If the kick off is successful, it will generate MEDO the first personal company in Africa to build a satellite tv and send it into orbit.

“We expect to receive a good sign, which will allow us to obtain reliable data, ” declares an enthusiastic Mngqengqiswa, of Philippi Secondary school. “In South Africa we have experienced some of the worst floods and droughts and it has really impacted the farmers incredibly badly. ”

By 2020 80% of jobs will be related to STEM (Science Technology Engineering and Mathematics), MEDO predicts, but currently only 14% of the STEM workforce globally are women.

Drought together with environmental effects right from climate change contain continued to trouble the country in recent years. A great El Niño activated drought led to the shortfall of 9. about three million tons in southern Africa’s April 2016 maize production, in accordance with an UN statement.

“It has caused our economy shed … This is a technique of looking at how we could boost our financial system, ” says the new Mngqengqiswa.

Inspiring girls

The girls' satellite will have a detailed vantage point of South Africa's drought crisis which led to a shortfall of 9.3 million tons in southern Africa's April 2016 maize production.

Initial trials involved the girls coding and launching tiny CricketSat satellites applying high-altitude weather balloons, before eventually helping configure the satellite payloads.

Small formatting satellites are low-priced ways of gathering information on the planet quickly.

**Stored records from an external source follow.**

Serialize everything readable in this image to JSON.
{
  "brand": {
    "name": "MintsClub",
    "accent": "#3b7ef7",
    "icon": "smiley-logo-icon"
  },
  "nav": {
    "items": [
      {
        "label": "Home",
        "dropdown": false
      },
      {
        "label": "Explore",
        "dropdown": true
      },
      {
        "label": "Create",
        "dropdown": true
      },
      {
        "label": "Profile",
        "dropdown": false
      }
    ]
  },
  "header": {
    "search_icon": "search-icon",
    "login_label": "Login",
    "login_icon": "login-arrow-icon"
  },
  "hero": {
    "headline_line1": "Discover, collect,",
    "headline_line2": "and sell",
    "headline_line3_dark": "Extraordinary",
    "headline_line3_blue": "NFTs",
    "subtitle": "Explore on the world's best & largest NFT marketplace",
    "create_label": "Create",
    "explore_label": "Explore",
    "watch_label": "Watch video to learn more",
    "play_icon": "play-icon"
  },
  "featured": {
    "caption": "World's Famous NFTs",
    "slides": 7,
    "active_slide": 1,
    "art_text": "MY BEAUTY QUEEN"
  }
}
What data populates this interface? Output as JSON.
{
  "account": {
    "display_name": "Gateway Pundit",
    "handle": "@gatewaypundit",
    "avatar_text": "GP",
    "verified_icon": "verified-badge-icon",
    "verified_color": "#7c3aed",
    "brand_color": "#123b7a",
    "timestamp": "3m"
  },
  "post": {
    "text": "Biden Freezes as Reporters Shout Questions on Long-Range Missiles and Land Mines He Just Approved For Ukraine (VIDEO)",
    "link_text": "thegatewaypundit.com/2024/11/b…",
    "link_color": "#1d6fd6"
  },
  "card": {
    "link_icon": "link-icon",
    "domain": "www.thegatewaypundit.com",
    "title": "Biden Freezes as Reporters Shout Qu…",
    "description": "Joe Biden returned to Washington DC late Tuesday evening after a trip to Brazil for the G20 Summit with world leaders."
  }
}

Checks so far have involved collecting thermal the image data which is in that case interpreted for early flood or drought detection.

“It’s a brand new field for us [in Africa] although I think with it we might be able to make favourable changes to our overall economy, ” says Mngqengqiswa.

Ultimately, it is hoped the project will incorporate girls from Namibia, Malawi, Kenya, and Rwanda.

Mngqengqiswa arises from a single parent home. Her mother is actually a domestic worker. By becoming a space industrial engineer or astronaut, typically the teenager hopes to create her mother very pleased.

“Discovering space and seeing the Earth’s atmosphere, it’s not a thing many black Africans have been able to do, or do not get the chance to look at, ” states Mngqengqiswa.

The schoolgirl is right; in half a century of space travel, no black African has journeyed in order to outer space. “I want to see these things for me, ” says Mngqengqiswa, “I want to be competent to experience these things. ”

Her team partner, Bull agrees: “I want to show in order to fellow girls that individuals don’t need to stay around or reduce ourselves. Any profession is possible – possibly aerospace. ”